October 28, 2009
Seba Al-Herz’s gripping novel, The Others, is a multi-layered story about a young Shi’a woman growing up in the Sunni province of Saudi Arabia. The title applies to nearly every aspect of the unnamed narrator’s life, from her gender, to her epilepsy, to her same-sex relationships with other women.
The Others captures a year in the narrator’s life and opens with her most recent separation from her lover Dai who “knew how to turn things on their heads, how to fabricate a long chain of reactions to the single and sickly action that I was.” The relationship, which much of the book records, is tremulous, passionate and filled with fear and desire. “Did I say, The act of love is exhausting? Then what about the act of desire!”
Al-Herz writes about desire in beautiful prose that ranges from the poetic and surreal to startling moments of clarity: “We awoke. When I say we awoke I mean it literally. We woke up from the bewitching trance of words, from the honey sweetness of dreams, to an electric shock that flew from her bare forearm to mine … Staring through the window at some distant point, she whispered, I want to kiss you. I did not say a word.”
. . . Seba Al-Herz is actually the pseudonym of a twenty-six-year-old Saudi woman from al-Qatif in Saudi Arabia. The Others, her first novel, is a powerful, important and engaging work. Though the end is underdeveloped and difficult to interpret, the story brings the reader into a world and mind with beautiful specificity and insight.

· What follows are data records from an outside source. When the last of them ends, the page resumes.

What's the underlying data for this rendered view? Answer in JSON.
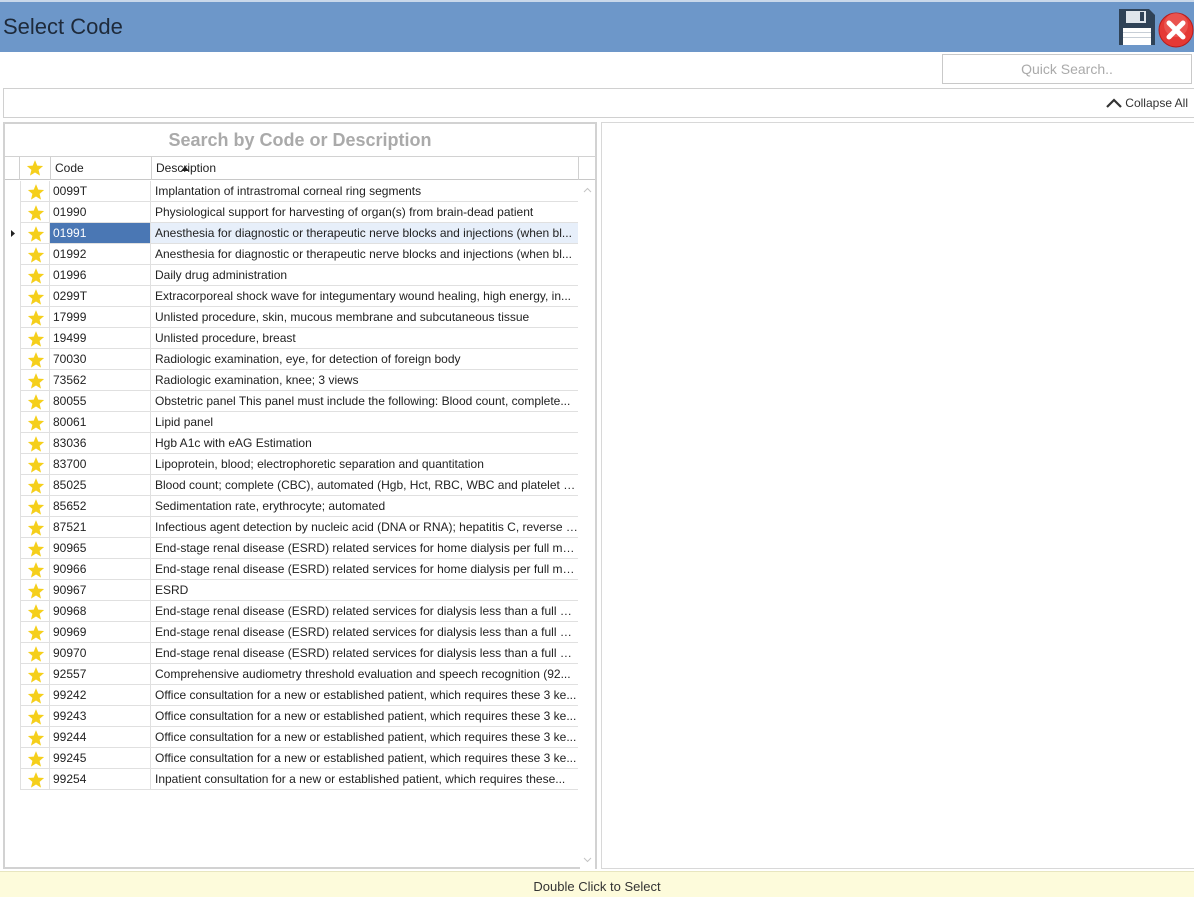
{
  "window": {
    "title": "Select Code"
  },
  "toolbar": {
    "save_icon": "floppy-disk-icon",
    "close_icon": "red-x-icon"
  },
  "quick_search": {
    "placeholder": "Quick Search..",
    "value": ""
  },
  "collapse": {
    "label": "Collapse All",
    "icon": "chevron-up-icon"
  },
  "search": {
    "placeholder": "Search by Code or Description",
    "value": ""
  },
  "grid": {
    "columns": {
      "favorite": "star-icon",
      "code": "Code",
      "description": "Description"
    },
    "sort": {
      "column": "Code",
      "direction": "ascending"
    },
    "selected_index": 2,
    "star_color": "#f5cf1b",
    "selection_color": "#4a77b4",
    "rows": [
      {
        "code": "0099T",
        "description": "Implantation of intrastromal corneal ring segments"
      },
      {
        "code": "01990",
        "description": "Physiological support for harvesting of organ(s) from brain-dead patient"
      },
      {
        "code": "01991",
        "description": "Anesthesia for diagnostic or therapeutic nerve blocks and injections (when bl..."
      },
      {
        "code": "01992",
        "description": "Anesthesia for diagnostic or therapeutic nerve blocks and injections (when bl..."
      },
      {
        "code": "01996",
        "description": "Daily drug administration"
      },
      {
        "code": "0299T",
        "description": "Extracorporeal shock wave for integumentary wound healing, high energy, in..."
      },
      {
        "code": "17999",
        "description": "Unlisted procedure, skin, mucous membrane and subcutaneous tissue"
      },
      {
        "code": "19499",
        "description": "Unlisted procedure, breast"
      },
      {
        "code": "70030",
        "description": "Radiologic examination, eye, for detection of foreign body"
      },
      {
        "code": "73562",
        "description": "Radiologic examination, knee; 3 views"
      },
      {
        "code": "80055",
        "description": "Obstetric panel This panel must include the following: Blood count, complete..."
      },
      {
        "code": "80061",
        "description": "Lipid panel"
      },
      {
        "code": "83036",
        "description": "Hgb A1c with eAG Estimation"
      },
      {
        "code": "83700",
        "description": "Lipoprotein, blood; electrophoretic separation and quantitation"
      },
      {
        "code": "85025",
        "description": "Blood count; complete (CBC), automated (Hgb, Hct, RBC, WBC and platelet co..."
      },
      {
        "code": "85652",
        "description": "Sedimentation rate, erythrocyte; automated"
      },
      {
        "code": "87521",
        "description": "Infectious agent detection by nucleic acid (DNA or RNA); hepatitis C, reverse t..."
      },
      {
        "code": "90965",
        "description": "End-stage renal disease (ESRD) related services for home dialysis per full mon..."
      },
      {
        "code": "90966",
        "description": "End-stage renal disease (ESRD) related services for home dialysis per full mon..."
      },
      {
        "code": "90967",
        "description": "ESRD"
      },
      {
        "code": "90968",
        "description": "End-stage renal disease (ESRD) related services for dialysis less than a full mo..."
      },
      {
        "code": "90969",
        "description": "End-stage renal disease (ESRD) related services for dialysis less than a full mo..."
      },
      {
        "code": "90970",
        "description": "End-stage renal disease (ESRD) related services for dialysis less than a full mo..."
      },
      {
        "code": "92557",
        "description": "Comprehensive audiometry threshold evaluation and speech recognition (92..."
      },
      {
        "code": "99242",
        "description": "Office consultation for a new or established patient, which requires these 3 ke..."
      },
      {
        "code": "99243",
        "description": "Office consultation for a new or established patient, which requires these 3 ke..."
      },
      {
        "code": "99244",
        "description": "Office consultation for a new or established patient, which requires these 3 ke..."
      },
      {
        "code": "99245",
        "description": "Office consultation for a new or established patient, which requires these 3 ke..."
      },
      {
        "code": "99254",
        "description": "Inpatient consultation for a new or established patient, which requires these..."
      }
    ]
  },
  "status": {
    "text": "Double Click to Select"
  }
}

It is an eye-opening reading experience. Highly recommended.